As the extraordinary warm spring weather turned to typical spring, with rainy cool days to follow, I thought of sausages.
Many years ago when I was living in Connecticut, the “Culinary Historians of Connecticut” got together to make sausages. I made “Fine Sausage” from Directions for Cookery; Albin Weber made “Hungarian ‘Yard’ Sausage;” Sandy Oliver made ”Creole Chaurice Sausages.” Warner Lord made” To Make a Common Sausage,” from The Art of Cookery, Made Plain and Easy; Margot made “Oxford Sausage” and another Sandy made a family receipt that came from Portugal by the Roman Legions and on to Brazil and the British colonies in 1756.
I looked through all my cookery books, and found that most sausage with casings use the same meat, pork or pork and beef combinations. They also call for similar seasonings or state that you can use this or that. I decided to make the 17th Century Portuguese Pork Sausage. I read through the receipt one more time, and as many early cooks did, I altered it a bit to suit my taste. I bought a pork butt just a little over four pounds; it had a lot of sinew and very little fat so I picked up some salt pork fat. Who doesn’t love pork fat in things? I also picked up a few fresh lemons.
The pork butt needed to be trimmed of the sinew, and both my husband and I worked cutting it all out. We chopped the pork and the salt pork fat into little pieces.
From my freezer, in the basement, I took a bag of hog casings and pulled out three. More than I’ll need however, should I tear one I’ll have a spare. This freezer has many weird things in it, and anyone looking for something should beware of what they might defrost.
As you can see on the plate, my four-pound pork butt ended up being about 2 ¾ pounds, a lot of waste. Now it was time to make sure I had all my spices and herbs ready. The sage and thyme I needed was growing in my herb garden, so when the rain let up, I quickly picked it and washed it off. I used the mortar and pestle to crush peppercorns and fennel seed to a powder, chopped my sage, thyme and garlic and graded the lemon peels. I had cayenne pepper, salt and cardamom seed that I would also add.

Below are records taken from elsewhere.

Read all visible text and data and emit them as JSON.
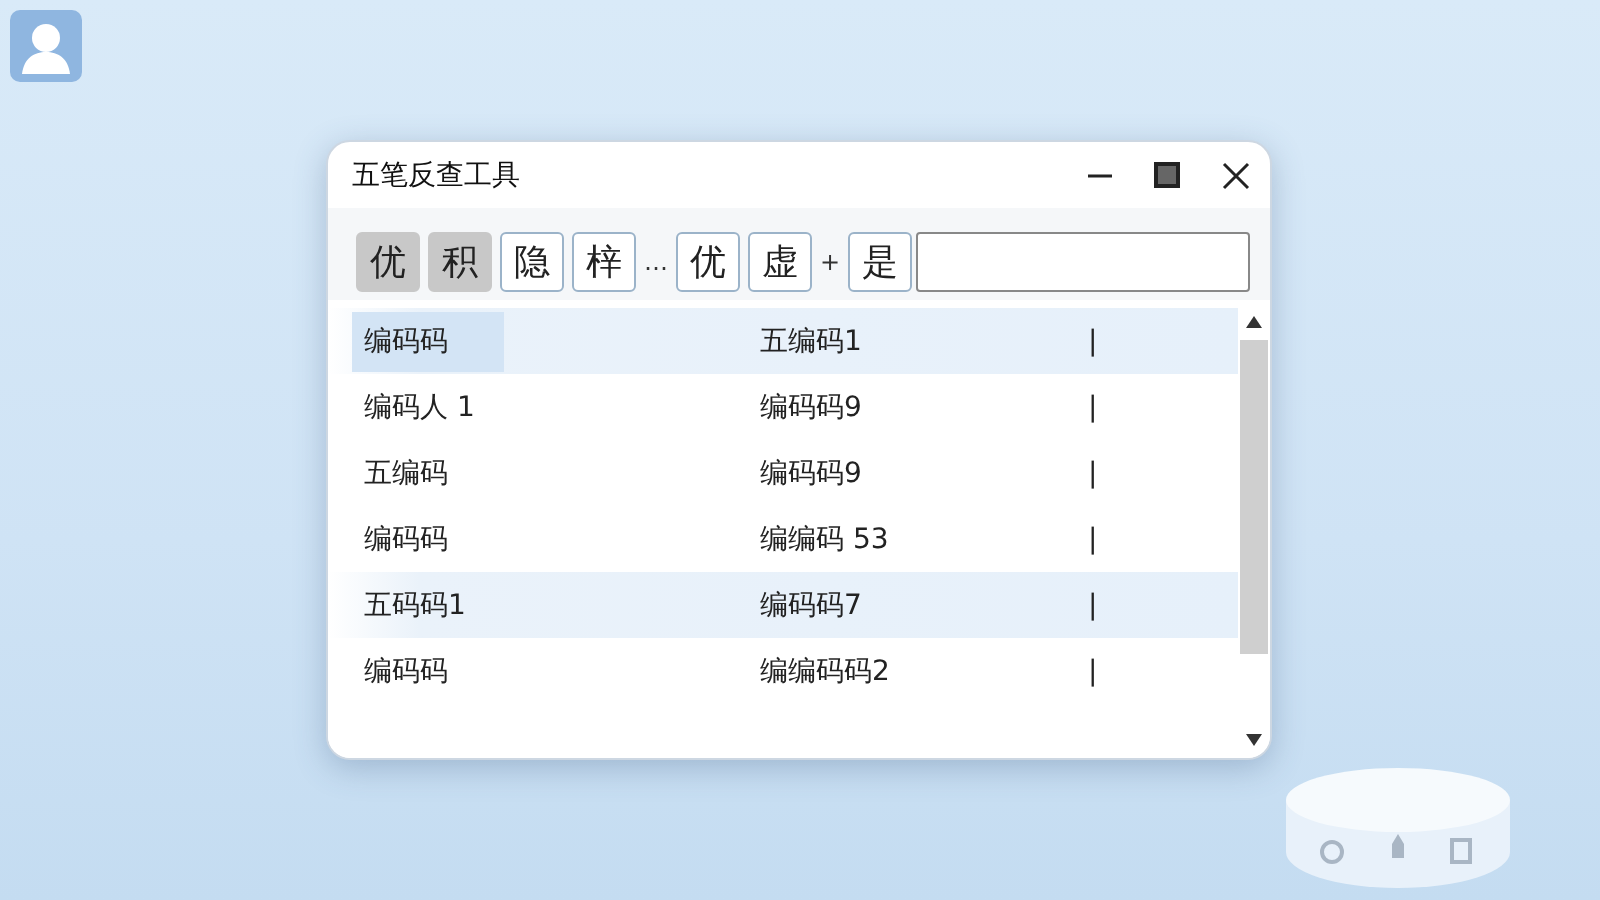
{
  "window": {
    "title": "五笔反查工具"
  },
  "toolbar": [
    {
      "kind": "char",
      "label": "优",
      "selected": true
    },
    {
      "kind": "char",
      "label": "积",
      "selected": true
    },
    {
      "kind": "char",
      "label": "隐",
      "selected": false
    },
    {
      "kind": "char",
      "label": "梓",
      "selected": false
    },
    {
      "kind": "sep",
      "label": "…"
    },
    {
      "kind": "char",
      "label": "优",
      "selected": false
    },
    {
      "kind": "char",
      "label": "虚",
      "selected": false
    },
    {
      "kind": "sep",
      "label": "+"
    },
    {
      "kind": "char",
      "label": "是",
      "selected": false
    }
  ],
  "rows": [
    {
      "left": "编码码",
      "left_selected": true,
      "highlighted": true,
      "right": "五编码1",
      "mark": "|"
    },
    {
      "left": "编码人 1",
      "left_selected": false,
      "highlighted": false,
      "right": "编码码9",
      "mark": "|"
    },
    {
      "left": "五编码",
      "left_selected": false,
      "highlighted": false,
      "right": "编码码9",
      "mark": "|"
    },
    {
      "left": "编码码",
      "left_selected": false,
      "highlighted": false,
      "right": "编编码 53",
      "mark": "|"
    },
    {
      "left": "五码码1",
      "left_selected": false,
      "highlighted": true,
      "right": "编码码7",
      "mark": "|"
    },
    {
      "left": "编码码",
      "left_selected": false,
      "highlighted": false,
      "right": "编编码码2",
      "mark": "|"
    }
  ]
}
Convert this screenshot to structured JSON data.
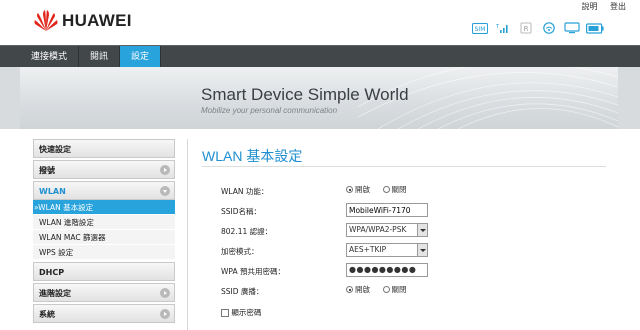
{
  "brand": {
    "name": "HUAWEI",
    "logo_icon": "huawei-logo-icon"
  },
  "toplinks": {
    "help": "說明",
    "logout": "登出"
  },
  "status_icons": [
    "sim-icon",
    "signal-icon",
    "roaming-icon",
    "wifi-icon",
    "computer-icon",
    "battery-icon"
  ],
  "nav": {
    "items": [
      "連接模式",
      "閱訊",
      "設定"
    ],
    "active_index": 2,
    "active_color": "#29a3dc"
  },
  "banner": {
    "title": "Smart Device   Simple World",
    "subtitle": "Mobilize your personal communication"
  },
  "sidebar": {
    "quick_setup": "快速設定",
    "dialup": "撥號",
    "wlan": "WLAN",
    "wlan_sub": [
      "»WLAN 基本設定",
      "WLAN 進階設定",
      "WLAN MAC 篩選器",
      "WPS 設定"
    ],
    "dhcp": "DHCP",
    "advanced": "進階設定",
    "system": "系統"
  },
  "content": {
    "title": "WLAN 基本設定",
    "fields": {
      "wlan_function": {
        "label": "WLAN 功能：",
        "on": "開啟",
        "off": "關閉",
        "selected": "on"
      },
      "ssid_name": {
        "label": "SSID名稱：",
        "value": "MobileWiFi-7170"
      },
      "standard": {
        "label": "802.11 認證：",
        "value": "WPA/WPA2-PSK"
      },
      "encryption": {
        "label": "加密模式：",
        "value": "AES+TKIP"
      },
      "wpa_key": {
        "label": "WPA 預共用密碼：",
        "value": "●●●●●●●●●"
      },
      "ssid_broadcast": {
        "label": "SSID 廣播：",
        "on": "開啟",
        "off": "關閉",
        "selected": "on"
      },
      "show_password": {
        "label": "顯示密碼"
      }
    }
  }
}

The pork and fat was chopped and mixed in the bowl then I added the spices and herbs. We used a ratio of two to one pork to fat. This I mixed first with a wooden spoon then my hand, to make sure that everything was distributed evenly.

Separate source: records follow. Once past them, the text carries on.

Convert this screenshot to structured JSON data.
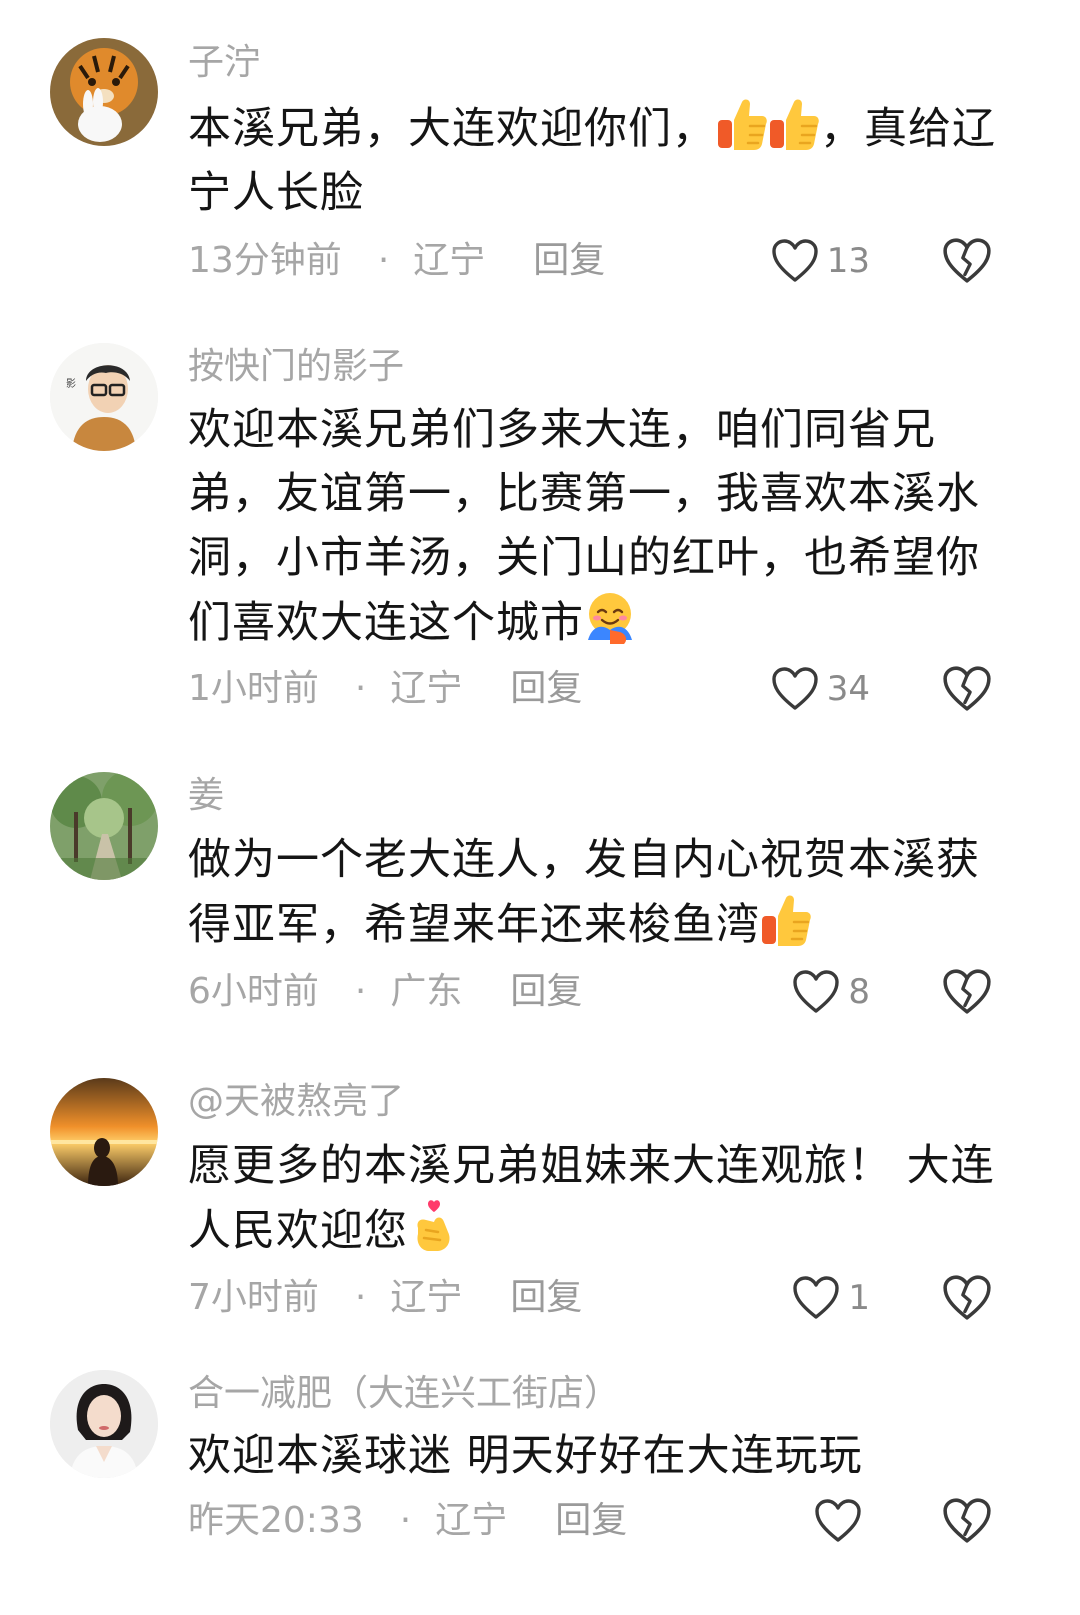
{
  "comments": [
    {
      "username": "子泞",
      "text": "本溪兄弟，大连欢迎你们，",
      "text_after": "，真给辽宁人长脸",
      "emojis": [
        "thumbs-up-icon",
        "thumbs-up-icon"
      ],
      "time": "13分钟前",
      "location": "辽宁",
      "reply": "回复",
      "likes": "13",
      "avatar": "tiger-with-rabbit-avatar"
    },
    {
      "username": "按快门的影子",
      "text": "欢迎本溪兄弟们多来大连，咱们同省兄弟，友谊第一，比赛第一，我喜欢本溪水洞，小市羊汤，关门山的红叶，也希望你们喜欢大连这个城市",
      "emojis": [
        "hug-icon"
      ],
      "time": "1小时前",
      "location": "辽宁",
      "reply": "回复",
      "likes": "34",
      "avatar": "cartoon-man-glasses-avatar"
    },
    {
      "username": "姜",
      "text": "做为一个老大连人，发自内心祝贺本溪获得亚军，希望来年还来梭鱼湾",
      "emojis": [
        "thumbs-up-icon"
      ],
      "time": "6小时前",
      "location": "广东",
      "reply": "回复",
      "likes": "8",
      "avatar": "forest-path-avatar"
    },
    {
      "username": "@天被熬亮了",
      "text": "愿更多的本溪兄弟姐妹来大连观旅！ 大连人民欢迎您",
      "emojis": [
        "finger-heart-icon"
      ],
      "time": "7小时前",
      "location": "辽宁",
      "reply": "回复",
      "likes": "1",
      "avatar": "sunset-silhouette-avatar"
    },
    {
      "username": "合一减肥（大连兴工街店）",
      "text": "欢迎本溪球迷  明天好好在大连玩玩",
      "emojis": [],
      "time": "昨天20:33",
      "location": "辽宁",
      "reply": "回复",
      "likes": "",
      "avatar": "woman-portrait-avatar"
    }
  ],
  "colors": {
    "text": "#151515",
    "meta": "#a6a6a6",
    "thumb_yellow": "#ffc83d",
    "thumb_red": "#f05a28",
    "heart_pink": "#ff3b6b"
  }
}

Each of the casings needed to be rinsed out several times. The best way to put the casing onto the sausage press is to fill them with water and push them on until you get to the end, while letting the water drain out. Works best over the sink.
With everything mixed, and the casings on the press, it was time to make sausages.

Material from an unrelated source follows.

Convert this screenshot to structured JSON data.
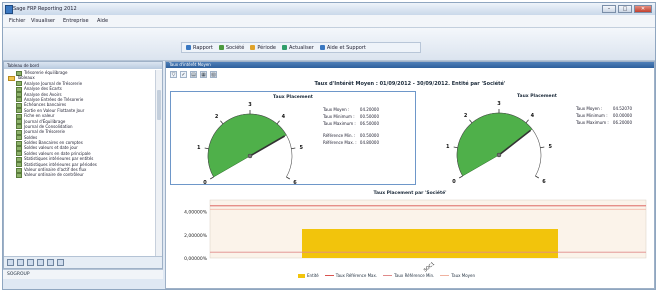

Allan pushed the meat into the casings, and it started coming out. I helped by gently pulling on the sausage until the casing was full. We used one entire casing and just a small amount of one other. We ended up with a nice plate full, and I would guess that the sausage will feed about four or five people.
I saved out the small single sausage and took the larger piece and froze it for when we have guests. With a nice fire made in the fireplace, I cooked the small sausage to have with a glass of fine wine before the fire, just to take the dampness out of us while we waited for the chicken and potato dish to warm. The sausage was wonderful, with just a hint of the lemon peel. I don’t think anyone could buy better sausage; it is well worth making your own.
For our dinner, we reheating leftover baked chicken and potatoes in the bake kettle and cooked our stand-by green beans with some carrots. We turned the bake kettle several times to warm the chicken, and when it was ready we plated it.
I hope you will try and make sausages; it is easy, and you can use your own seasoning, so it will be just as you like it.